Data extract:
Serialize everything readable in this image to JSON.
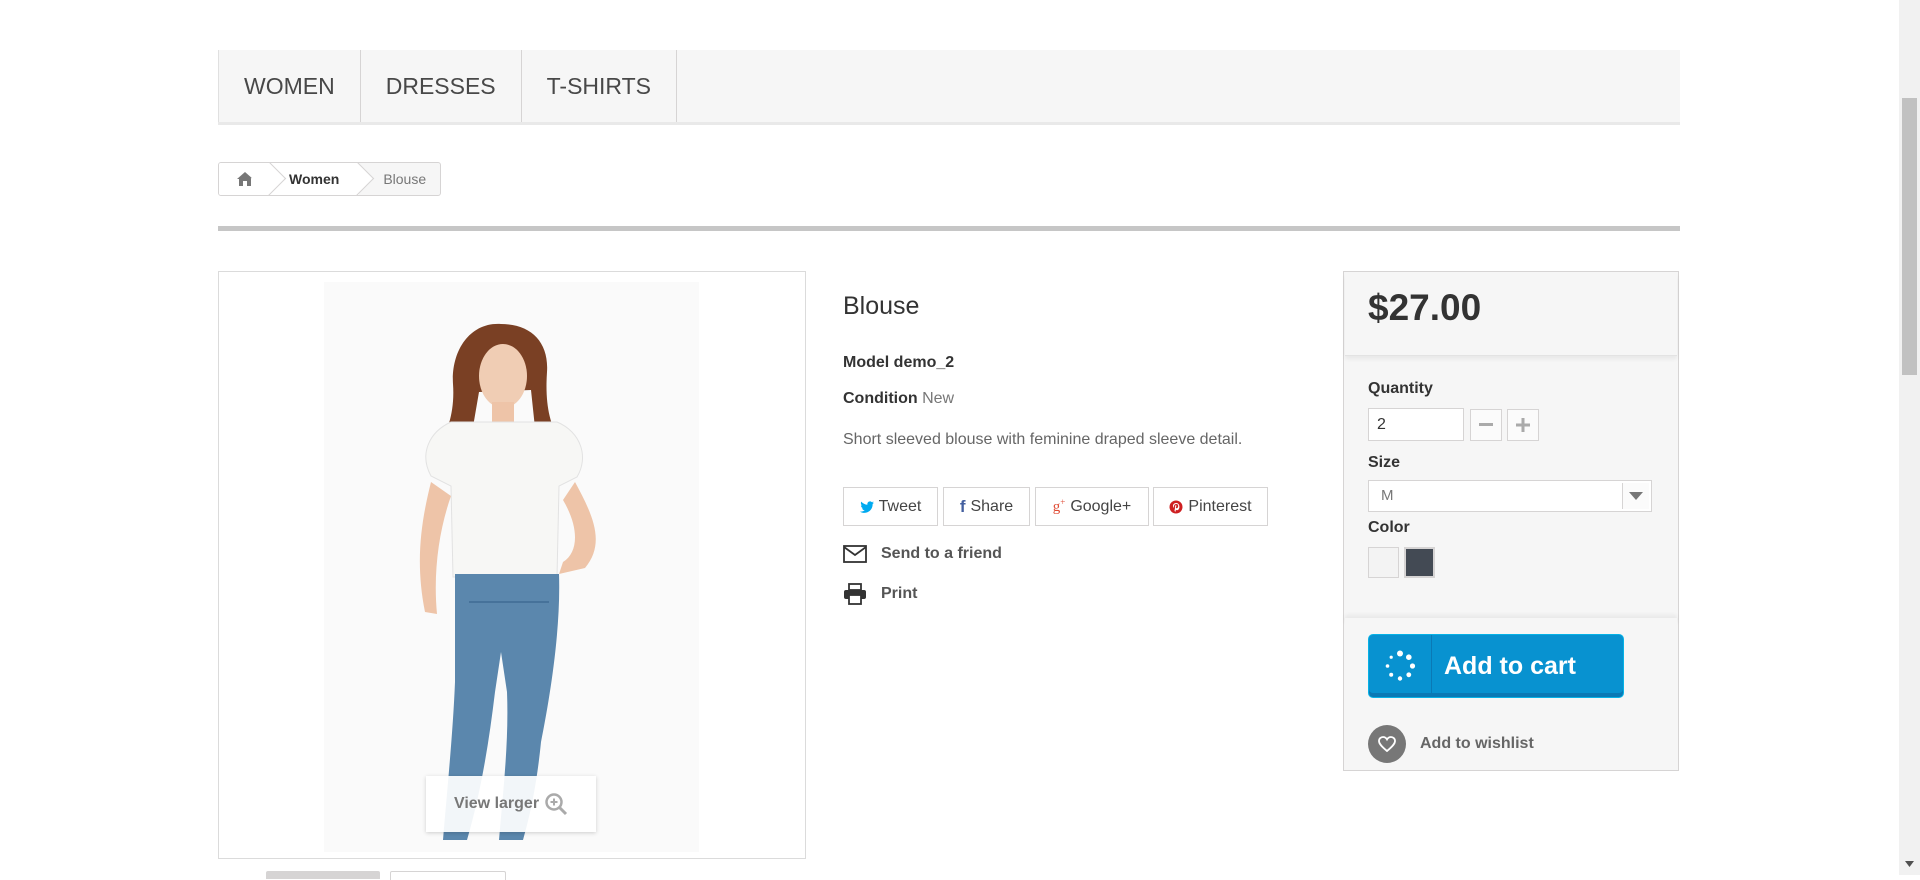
{
  "menu": {
    "items": [
      "WOMEN",
      "DRESSES",
      "T-SHIRTS"
    ]
  },
  "breadcrumb": {
    "home_icon": "home-icon",
    "items": [
      "Women",
      "Blouse"
    ]
  },
  "image": {
    "view_larger_label": "View larger",
    "zoom_icon": "zoom-in-icon"
  },
  "product": {
    "title": "Blouse",
    "model_label": "Model",
    "model_value": "demo_2",
    "condition_label": "Condition",
    "condition_value": "New",
    "description": "Short sleeved blouse with feminine draped sleeve detail."
  },
  "share": {
    "tweet": "Tweet",
    "share": "Share",
    "google": "Google+",
    "pinterest": "Pinterest"
  },
  "links": {
    "send_friend": "Send to a friend",
    "print": "Print"
  },
  "buy": {
    "price": "$27.00",
    "quantity_label": "Quantity",
    "quantity_value": "2",
    "size_label": "Size",
    "size_value": "M",
    "color_label": "Color",
    "colors": [
      "#f3f3f3",
      "#434a54"
    ],
    "add_to_cart": "Add to cart",
    "add_to_wishlist": "Add to wishlist",
    "accent_color": "#0892d0"
  }
}
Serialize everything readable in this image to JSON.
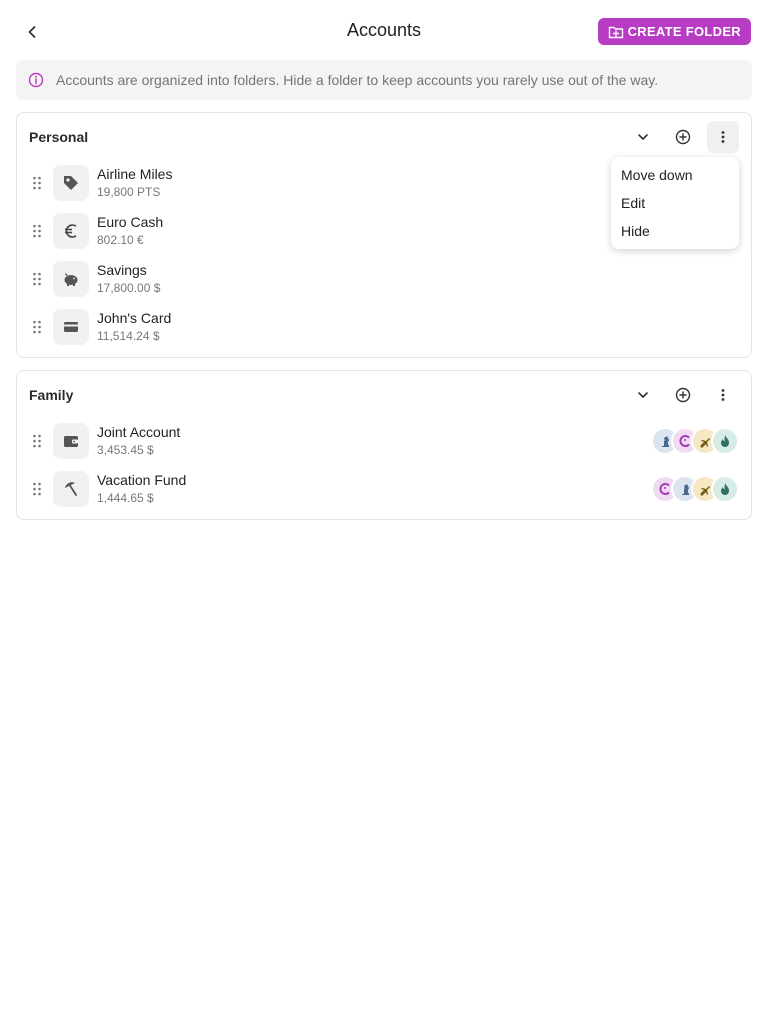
{
  "header": {
    "title": "Accounts",
    "create_folder_label": "CREATE FOLDER"
  },
  "info": {
    "text": "Accounts are organized into folders. Hide a folder to keep accounts you rarely use out of the way."
  },
  "colors": {
    "accent": "#b83bc4",
    "banner_bg": "#f4f4f4"
  },
  "folders": [
    {
      "name": "Personal",
      "accounts": [
        {
          "name": "Airline Miles",
          "balance": "19,800 PTS",
          "icon": "tag-icon"
        },
        {
          "name": "Euro Cash",
          "balance": "802.10 €",
          "icon": "euro-icon"
        },
        {
          "name": "Savings",
          "balance": "17,800.00 $",
          "icon": "piggy-bank-icon"
        },
        {
          "name": "John's Card",
          "balance": "11,514.24 $",
          "icon": "credit-card-icon"
        }
      ]
    },
    {
      "name": "Family",
      "accounts": [
        {
          "name": "Joint Account",
          "balance": "3,453.45 $",
          "icon": "wallet-icon",
          "members": [
            "chess-piece-avatar",
            "smile-avatar",
            "plane-avatar",
            "flame-avatar"
          ]
        },
        {
          "name": "Vacation Fund",
          "balance": "1,444.65 $",
          "icon": "beach-umbrella-icon",
          "members": [
            "smile-avatar",
            "chess-piece-avatar",
            "plane-avatar",
            "flame-avatar"
          ]
        }
      ]
    }
  ],
  "menu": {
    "items": [
      "Move down",
      "Edit",
      "Hide"
    ]
  }
}
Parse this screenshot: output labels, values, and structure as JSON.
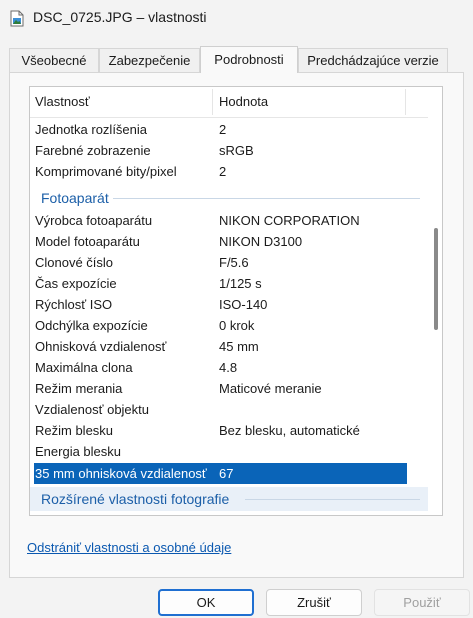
{
  "window": {
    "title": "DSC_0725.JPG – vlastnosti"
  },
  "tabs": [
    {
      "label": "Všeobecné"
    },
    {
      "label": "Zabezpečenie"
    },
    {
      "label": "Podrobnosti"
    },
    {
      "label": "Predchádzajúce verzie"
    }
  ],
  "active_tab": "Podrobnosti",
  "list": {
    "headers": {
      "property": "Vlastnosť",
      "value": "Hodnota"
    },
    "rows_image": [
      {
        "name": "Jednotka rozlíšenia",
        "value": "2"
      },
      {
        "name": "Farebné zobrazenie",
        "value": "sRGB"
      },
      {
        "name": "Komprimované bity/pixel",
        "value": "2"
      }
    ],
    "group_camera": "Fotoaparát",
    "rows_camera": [
      {
        "name": "Výrobca fotoaparátu",
        "value": "NIKON CORPORATION"
      },
      {
        "name": "Model fotoaparátu",
        "value": "NIKON D3100"
      },
      {
        "name": "Clonové číslo",
        "value": "F/5.6"
      },
      {
        "name": "Čas expozície",
        "value": "1/125 s"
      },
      {
        "name": "Rýchlosť ISO",
        "value": "ISO-140"
      },
      {
        "name": "Odchýlka expozície",
        "value": "0 krok"
      },
      {
        "name": "Ohnisková vzdialenosť",
        "value": "45 mm"
      },
      {
        "name": "Maximálna clona",
        "value": "4.8"
      },
      {
        "name": "Režim merania",
        "value": "Maticové meranie"
      },
      {
        "name": "Vzdialenosť objektu",
        "value": ""
      },
      {
        "name": "Režim blesku",
        "value": "Bez blesku, automatické"
      },
      {
        "name": "Energia blesku",
        "value": ""
      },
      {
        "name": "35 mm ohnisková vzdialenosť",
        "value": "67"
      }
    ],
    "selected_row": "35 mm ohnisková vzdialenosť",
    "group_advanced": "Rozšírené vlastnosti fotografie"
  },
  "remove_link": "Odstrániť vlastnosti a osobné údaje",
  "buttons": {
    "ok": "OK",
    "cancel": "Zrušiť",
    "apply": "Použiť"
  }
}
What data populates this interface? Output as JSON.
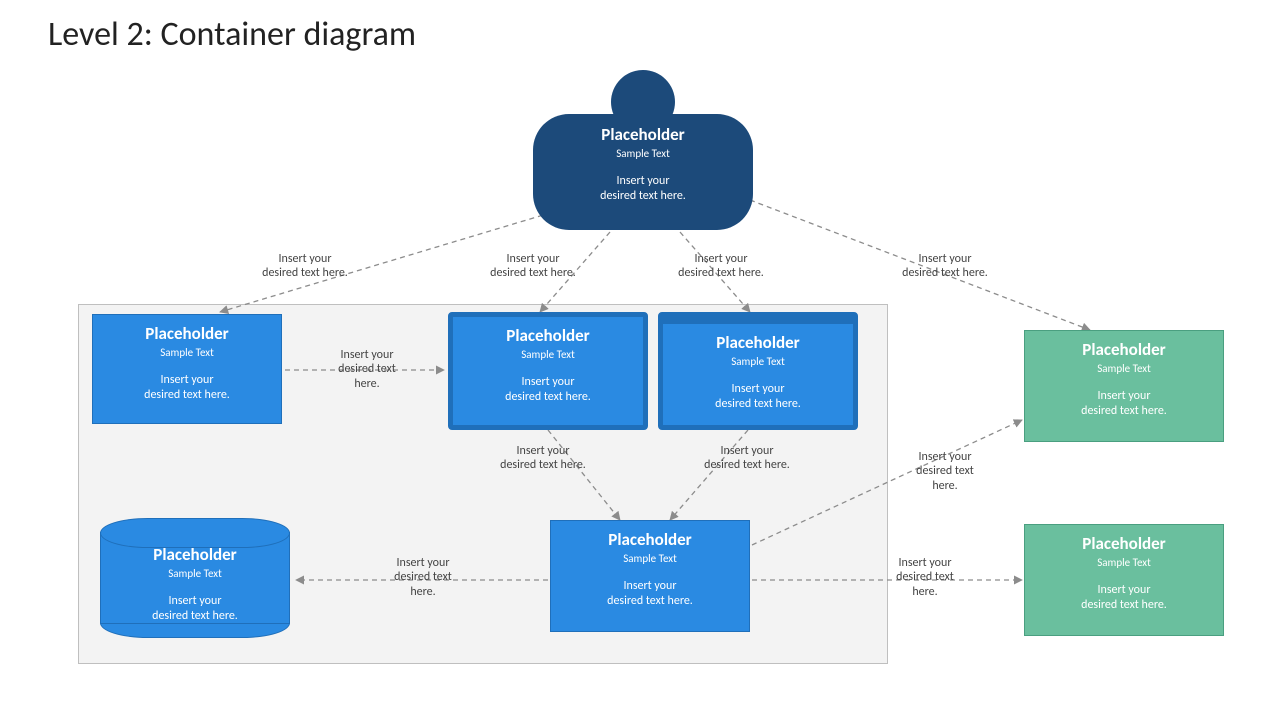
{
  "title": "Level 2: Container diagram",
  "common": {
    "ph_title": "Placeholder",
    "ph_sub": "Sample Text",
    "ph_body_l1": "Insert your",
    "ph_body_l2": "desired text here."
  },
  "edge_label_l1": "Insert your",
  "edge_label_l2": "desired text here.",
  "edge_label_l2_short": "desired text",
  "edge_label_l3_short": "here.",
  "nodes": {
    "actor": {
      "kind": "person"
    },
    "web_app": {
      "kind": "container"
    },
    "spa": {
      "kind": "container-tablet"
    },
    "mobile_app": {
      "kind": "container-browser"
    },
    "api": {
      "kind": "container"
    },
    "database": {
      "kind": "database"
    },
    "ext1": {
      "kind": "external"
    },
    "ext2": {
      "kind": "external"
    }
  }
}
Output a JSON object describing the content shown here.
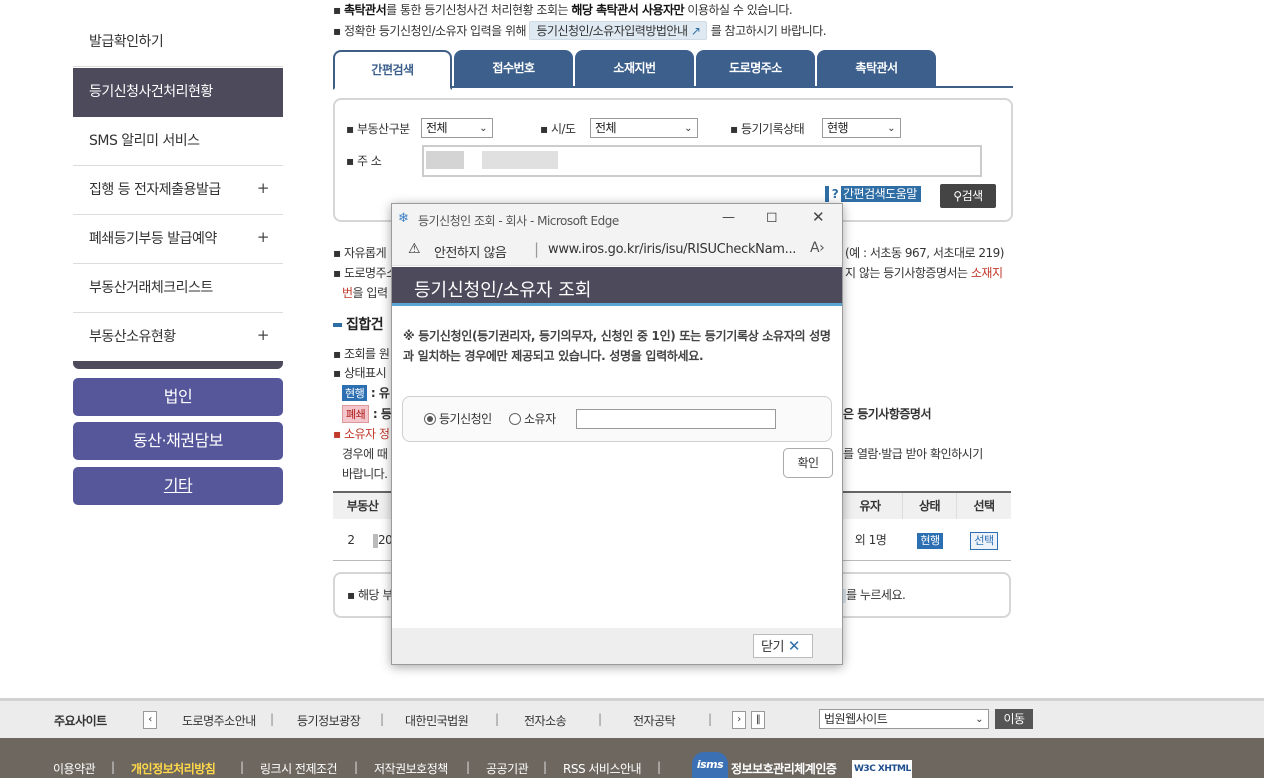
{
  "sidebar": {
    "items": [
      {
        "label": "발급확인하기",
        "expandable": false
      },
      {
        "label": "등기신청사건처리현황",
        "expandable": false,
        "active": true
      },
      {
        "label": "SMS 알리미 서비스",
        "expandable": false
      },
      {
        "label": "집행 등 전자제출용발급",
        "expandable": true
      },
      {
        "label": "폐쇄등기부등 발급예약",
        "expandable": true
      },
      {
        "label": "부동산거래체크리스트",
        "expandable": false
      },
      {
        "label": "부동산소유현황",
        "expandable": true
      }
    ],
    "plus_symbol": "+",
    "big_buttons": [
      "법인",
      "동산·채권담보",
      "기타"
    ]
  },
  "notes": {
    "line1_pre": "▪ ",
    "line1_bold1": "촉탁관서",
    "line1_mid": "를 통한 등기신청사건 처리현황 조회는 ",
    "line1_bold2": "해당 촉탁관서 사용자만",
    "line1_post": " 이용하실 수 있습니다.",
    "line2_pre": "▪ 정확한 등기신청인/소유자 입력을 위해 ",
    "line2_chip": "등기신청인/소유자입력방법안내",
    "line2_post": " 를 참고하시기 바랍니다."
  },
  "tabs": [
    "간편검색",
    "접수번호",
    "소재지번",
    "도로명주소",
    "촉탁관서"
  ],
  "search": {
    "property_type_label": "▪ 부동산구분",
    "property_type_value": "전체",
    "city_label": "▪ 시/도",
    "city_value": "전체",
    "record_status_label": "▪ 등기기록상태",
    "record_status_value": "현행",
    "address_label": "▪ 주 소",
    "help_label": "간편검색도움말",
    "search_button": "검색"
  },
  "main_text": {
    "free_input_a": "▪ 자유롭게 ",
    "free_input_b": "(예 : 서초동 967, 서초대로 219)",
    "road_a": "▪ 도로명주소",
    "road_b": "지 않는 등기사항증명서는 ",
    "road_red": "소재지",
    "road_c": "번",
    "road_d": "을 입력",
    "section_title": "집합건",
    "view_note": "▪ 조회를 원",
    "status_note": "▪ 상태표시",
    "badge_current": "현행",
    "badge_current_text": " : 유",
    "badge_closed": "폐쇄",
    "badge_closed_text": " : 등",
    "closed_suffix": "은 등기사항증명서",
    "owner_red": "▪ 소유자  정",
    "owner_line_tail": "를  열람·발급  받아  확인하시기",
    "owner_line2_a": "경우에  때",
    "owner_line3": "바랍니다.",
    "bottom_note_a": "▪ 해당 부",
    "bottom_note_b": "를 누르세요."
  },
  "table": {
    "headers": [
      "부동산",
      "유자",
      "상태",
      "선택"
    ],
    "row": {
      "num": "2",
      "addr_partial": "20",
      "owner": "외 1명",
      "status": "현행",
      "select": "선택"
    }
  },
  "popup": {
    "window_title": "등기신청인 조회 - 회사 - Microsoft Edge",
    "insecure_label": "안전하지 않음",
    "url": "www.iros.go.kr/iris/isu/RISUCheckNam...",
    "header": "등기신청인/소유자 조회",
    "notice": "※ 등기신청인(등기권리자, 등기의무자, 신청인 중 1인) 또는 등기기록상 소유자의 성명과 일치하는 경우에만 제공되고 있습니다. 성명을 입력하세요.",
    "radio_applicant": "등기신청인",
    "radio_owner": "소유자",
    "name_value": "",
    "confirm_button": "확인",
    "close_button": "닫기"
  },
  "footer": {
    "sites_label": "주요사이트",
    "sites": [
      "도로명주소안내",
      "등기정보광장",
      "대한민국법원",
      "전자소송",
      "전자공탁"
    ],
    "site_select": "법원웹사이트",
    "go_button": "이동",
    "links": [
      "이용약관",
      "개인정보처리방침",
      "링크시 전제조건",
      "저작권보호정책",
      "공공기관",
      "RSS 서비스안내"
    ],
    "isms_label": "정보보호관리체계인증",
    "w3c_label": "W3C XHTML 1.0"
  },
  "colors": {
    "sidebar_active": "#4c4a5b",
    "big_button": "#56579b",
    "tab_blue": "#3c5f8c",
    "popup_header": "#4c4a5b",
    "highlight_link": "#ffd84a"
  }
}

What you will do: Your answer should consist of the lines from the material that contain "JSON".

Answer to the problem:
Serialize everything readable in this image to JSON.
Serialize everything readable in this image to JSON.
Parse this screenshot: output labels, values, and structure as JSON.
What data populates this interface? Output as JSON.
Output a JSON object describing the content shown here.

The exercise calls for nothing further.